10:30 AM-12:30 PM
Law School, Room 290
(Sponsored by SIAM Activity Group on Supercomputing)
The intent of this minisymposium is to give some historical perspective on the impact LINPACK had on the development of high-performance computing. Fifteen years ago, at the 30th SIAM Annual Meeting, also at Stanford, SIAM introduced the concept of "minisymposia" at its conferences.
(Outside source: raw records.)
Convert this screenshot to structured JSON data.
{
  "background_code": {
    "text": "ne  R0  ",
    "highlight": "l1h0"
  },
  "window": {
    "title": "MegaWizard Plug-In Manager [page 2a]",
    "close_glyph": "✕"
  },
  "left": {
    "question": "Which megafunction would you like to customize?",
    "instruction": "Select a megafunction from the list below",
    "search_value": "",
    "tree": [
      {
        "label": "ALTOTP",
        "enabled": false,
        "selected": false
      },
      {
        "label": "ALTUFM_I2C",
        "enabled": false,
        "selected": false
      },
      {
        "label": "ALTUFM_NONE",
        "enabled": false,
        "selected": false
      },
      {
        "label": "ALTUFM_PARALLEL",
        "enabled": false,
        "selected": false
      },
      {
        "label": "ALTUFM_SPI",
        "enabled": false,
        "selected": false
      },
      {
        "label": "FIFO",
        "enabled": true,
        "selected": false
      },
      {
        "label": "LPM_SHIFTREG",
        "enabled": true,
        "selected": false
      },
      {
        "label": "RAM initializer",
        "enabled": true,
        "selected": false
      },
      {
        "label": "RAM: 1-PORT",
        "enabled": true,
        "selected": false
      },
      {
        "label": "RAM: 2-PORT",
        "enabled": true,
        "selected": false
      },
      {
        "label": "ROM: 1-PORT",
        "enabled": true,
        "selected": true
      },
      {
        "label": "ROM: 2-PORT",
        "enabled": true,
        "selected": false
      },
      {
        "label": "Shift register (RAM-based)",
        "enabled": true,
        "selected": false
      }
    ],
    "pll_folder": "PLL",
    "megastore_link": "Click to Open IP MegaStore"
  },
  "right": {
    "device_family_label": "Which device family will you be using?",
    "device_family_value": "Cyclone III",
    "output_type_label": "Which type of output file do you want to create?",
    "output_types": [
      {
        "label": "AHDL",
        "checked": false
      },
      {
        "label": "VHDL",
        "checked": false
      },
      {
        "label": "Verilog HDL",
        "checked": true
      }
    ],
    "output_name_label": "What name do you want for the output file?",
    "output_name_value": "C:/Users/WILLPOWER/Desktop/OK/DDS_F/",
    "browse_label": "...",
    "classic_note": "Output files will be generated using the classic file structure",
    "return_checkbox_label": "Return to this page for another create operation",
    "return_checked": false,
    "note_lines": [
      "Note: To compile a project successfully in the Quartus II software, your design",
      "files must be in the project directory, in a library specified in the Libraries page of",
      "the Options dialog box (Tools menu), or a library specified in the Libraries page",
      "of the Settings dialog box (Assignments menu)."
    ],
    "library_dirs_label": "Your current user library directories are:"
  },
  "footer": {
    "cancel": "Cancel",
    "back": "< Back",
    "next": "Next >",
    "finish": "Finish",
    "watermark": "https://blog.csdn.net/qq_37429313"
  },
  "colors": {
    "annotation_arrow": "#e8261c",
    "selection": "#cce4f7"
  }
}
One of the first such minisymposia featured a discussion of the performance of linear algebra algorithms on early vector computers such as the Cray-1S. Many of the key developments of the last 15 years in high-performance computing can be traced back directly to this minisymposium: the development of fast linear algebra algorithms for high-performance computing architectures; the use of LINPACK as a benchmark for new computer architectures; the development of high-quality mathematical software, which tracked the architectural evolution of high-performance architectures (BLAS2 and BLAS3, LAPACK, SCALAPACK). In the current minisymposium we will provide a perspective on these developments, and present survey talks on the current state of the art in these areas.
Organizer: Horst D. Simon
Lawrence Berkeley National Laboratory
AN97 Homepage | Program Updates|
Registration | Hotel and Dormitory Information | Transportation | Program-at-a-Glance | Program Overview